Myth: “If I’m too self-compassionate, won’t I just be lazy and selfish?”

Reality: Despite being socially acceptable, self-criticism is not a helpful strategy to helping us fulfil our potential. It can actually do the cause up to feel insecure and inadequate.

Myth: “I am not worthy of compassion.”

Reality: Everyone is worthy of compassion – as we have all made mistakes, no one is perfect.

Myth: Self-compassion is just a form of self-pity or self-indulgence.

Reality: Self-compassion means I think my problems are also important and worthy of being attended to as well as your problems. Self-compassion is about being with our challenges and seeing them as they are not numbing them or pushing them away, which is more self-indulgent.

Myth: We have to earn the right for compassion.

Reality: According to the Dalai Lama, “Human beings by nature want happiness and do not want suffering. With that everyone tries to achieve happiness and tries to get rid of suffering, and everyone has a basic right to do this.. Basically, from the viewpoint of real human value, we are all the same.”

Myth: Self-criticism is an effective motivation strategy 

Reality: self-criticism is not a helpful strategy to feel better despite it being socially acceptable. In fact, it can cause you to feel insecure and inadequate.

 

Remembering to Return to Self-Compassion from Self-Loathing

Today, self-compassion continues to be a practise for me and the clients I work with. For me, I need to keep remembering to return to self-compassion when I am slipping back in to self-loathing. Following is a quote from Brené Brown that I have found useful to also remember as I continue to remember to love the skin I am in

“We cultivate love when we allow our most vulnerable and powerful selves to be deeply seen and known, and when we honor the spiritual connection that grows from that offering with trust, respect, kindness and affection.

Love is not something we give or get; it is something that we nurture and grow, a connection that can only be cultivated between two people when it exists within each one of them – we can only love others as much as we love ourselves.

Shame, blame, disrespect, betrayal, and the withholding of affection damage the roots from which love grows.

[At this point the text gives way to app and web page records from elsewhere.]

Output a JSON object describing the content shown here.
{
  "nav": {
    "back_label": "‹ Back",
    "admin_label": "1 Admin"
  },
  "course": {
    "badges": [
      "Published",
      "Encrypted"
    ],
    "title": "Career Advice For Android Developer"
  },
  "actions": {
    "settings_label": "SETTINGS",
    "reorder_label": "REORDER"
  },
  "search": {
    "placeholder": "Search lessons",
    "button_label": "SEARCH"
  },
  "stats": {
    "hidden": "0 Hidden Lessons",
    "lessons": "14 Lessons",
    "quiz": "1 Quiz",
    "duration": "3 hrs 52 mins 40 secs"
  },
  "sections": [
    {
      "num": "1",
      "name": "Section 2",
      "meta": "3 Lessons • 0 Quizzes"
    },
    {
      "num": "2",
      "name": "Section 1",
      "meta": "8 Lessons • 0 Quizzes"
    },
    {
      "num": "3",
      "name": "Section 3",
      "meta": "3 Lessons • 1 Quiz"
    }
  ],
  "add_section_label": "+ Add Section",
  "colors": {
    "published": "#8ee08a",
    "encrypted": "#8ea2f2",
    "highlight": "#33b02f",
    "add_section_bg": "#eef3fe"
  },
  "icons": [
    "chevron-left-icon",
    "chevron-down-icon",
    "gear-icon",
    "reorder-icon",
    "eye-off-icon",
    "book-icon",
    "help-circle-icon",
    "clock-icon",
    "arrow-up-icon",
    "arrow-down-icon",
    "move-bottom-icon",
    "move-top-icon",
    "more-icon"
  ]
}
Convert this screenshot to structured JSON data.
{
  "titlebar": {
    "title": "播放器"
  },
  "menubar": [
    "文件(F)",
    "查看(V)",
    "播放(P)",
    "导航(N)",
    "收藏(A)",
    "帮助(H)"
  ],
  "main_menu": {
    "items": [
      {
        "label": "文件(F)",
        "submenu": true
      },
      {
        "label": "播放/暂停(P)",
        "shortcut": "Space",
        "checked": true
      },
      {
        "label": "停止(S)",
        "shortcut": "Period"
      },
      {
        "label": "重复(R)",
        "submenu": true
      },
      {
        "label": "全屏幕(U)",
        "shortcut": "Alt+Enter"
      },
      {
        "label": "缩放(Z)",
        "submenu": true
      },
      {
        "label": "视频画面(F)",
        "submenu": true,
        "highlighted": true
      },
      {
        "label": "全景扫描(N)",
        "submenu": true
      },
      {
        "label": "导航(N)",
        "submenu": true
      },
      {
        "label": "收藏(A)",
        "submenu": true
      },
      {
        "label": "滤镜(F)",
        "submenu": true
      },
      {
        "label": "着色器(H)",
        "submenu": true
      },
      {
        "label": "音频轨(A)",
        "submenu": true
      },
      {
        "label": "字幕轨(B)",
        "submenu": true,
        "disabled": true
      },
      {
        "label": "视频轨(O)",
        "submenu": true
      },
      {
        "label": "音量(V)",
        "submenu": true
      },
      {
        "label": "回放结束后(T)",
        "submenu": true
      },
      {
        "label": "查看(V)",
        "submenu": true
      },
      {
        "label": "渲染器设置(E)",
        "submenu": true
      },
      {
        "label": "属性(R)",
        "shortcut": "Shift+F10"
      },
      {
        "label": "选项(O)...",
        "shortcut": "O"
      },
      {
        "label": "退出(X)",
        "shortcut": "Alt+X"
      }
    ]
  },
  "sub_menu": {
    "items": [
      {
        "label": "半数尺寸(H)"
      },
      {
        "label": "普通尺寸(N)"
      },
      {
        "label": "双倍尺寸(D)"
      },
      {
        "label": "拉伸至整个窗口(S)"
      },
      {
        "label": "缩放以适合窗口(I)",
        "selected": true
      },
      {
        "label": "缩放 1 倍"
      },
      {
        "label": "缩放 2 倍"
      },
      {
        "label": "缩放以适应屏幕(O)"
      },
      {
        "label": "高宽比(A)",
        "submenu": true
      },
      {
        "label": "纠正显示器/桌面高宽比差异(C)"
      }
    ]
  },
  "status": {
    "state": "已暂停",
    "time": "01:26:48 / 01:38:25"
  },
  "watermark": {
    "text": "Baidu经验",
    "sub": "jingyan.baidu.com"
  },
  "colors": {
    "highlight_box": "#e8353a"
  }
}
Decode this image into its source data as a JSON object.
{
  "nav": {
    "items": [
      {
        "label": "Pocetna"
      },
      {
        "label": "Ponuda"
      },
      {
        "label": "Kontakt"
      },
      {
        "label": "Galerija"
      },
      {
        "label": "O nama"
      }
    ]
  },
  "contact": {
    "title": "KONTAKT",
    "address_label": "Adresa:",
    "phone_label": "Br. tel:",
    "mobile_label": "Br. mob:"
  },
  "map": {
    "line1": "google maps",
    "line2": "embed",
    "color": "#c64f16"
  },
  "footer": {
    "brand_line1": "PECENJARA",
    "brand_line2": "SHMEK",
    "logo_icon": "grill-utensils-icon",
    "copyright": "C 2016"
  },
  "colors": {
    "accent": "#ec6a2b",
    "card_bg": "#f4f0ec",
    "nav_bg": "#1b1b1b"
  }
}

Love can only survive these injuries if they are acknowledged, healed and rare.” ~ Brené Brown The Gifts of Imperfection: Let Go of Who You Think You’re Supposed to Be and Embrace Who You Are.

 

Over to You…

If you are going on this adventure of self-compassion, you may like to take this little bit of wisdom with you as well –

“Owning our story can be hard but not nearly as difficult as spending our lives running from it. Embracing our vulnerabilities is risky but not nearly as dangerous as giving up on love and belonging and joy – the experiences that make us the most vulnerable. Only when we are brave enough to explore the darkness will we discover the infinite power of our light.” ~ Daring Greatly: How the Courage to Be Vulnerable Transforms the Way We Live, Love, Parent, and Lead by Dr Brené Brown.

If you are ready to reclaim your courage and take the next step towards your freedom and opening your heart, why not join our Toolkit?

 

References:

Brown, B. (20o7). I Thought It Was Just Me (but it isn’t): Making the Journey from “What Will People Think?” to “I Am Enough”. New York, USA: Penguin.

Brown, B. (2010). The Gifts of Imperfection: Let Go of Who You Think You’re Supposed to Be and Embrace Who You Are. USA: Hazelden.

Germer, C. (2009). The Mindful Path to Self-Compassion: Freeing Yourself from Destructive Thoughts and EmotionsNew York: Guilford Press.

Neff, K. (2011). Self-Compassion: The Proven Power of Being Kind to Yourself. New York, USA: HarperCollins Publishers.

Leave A Response

* Denotes Required Field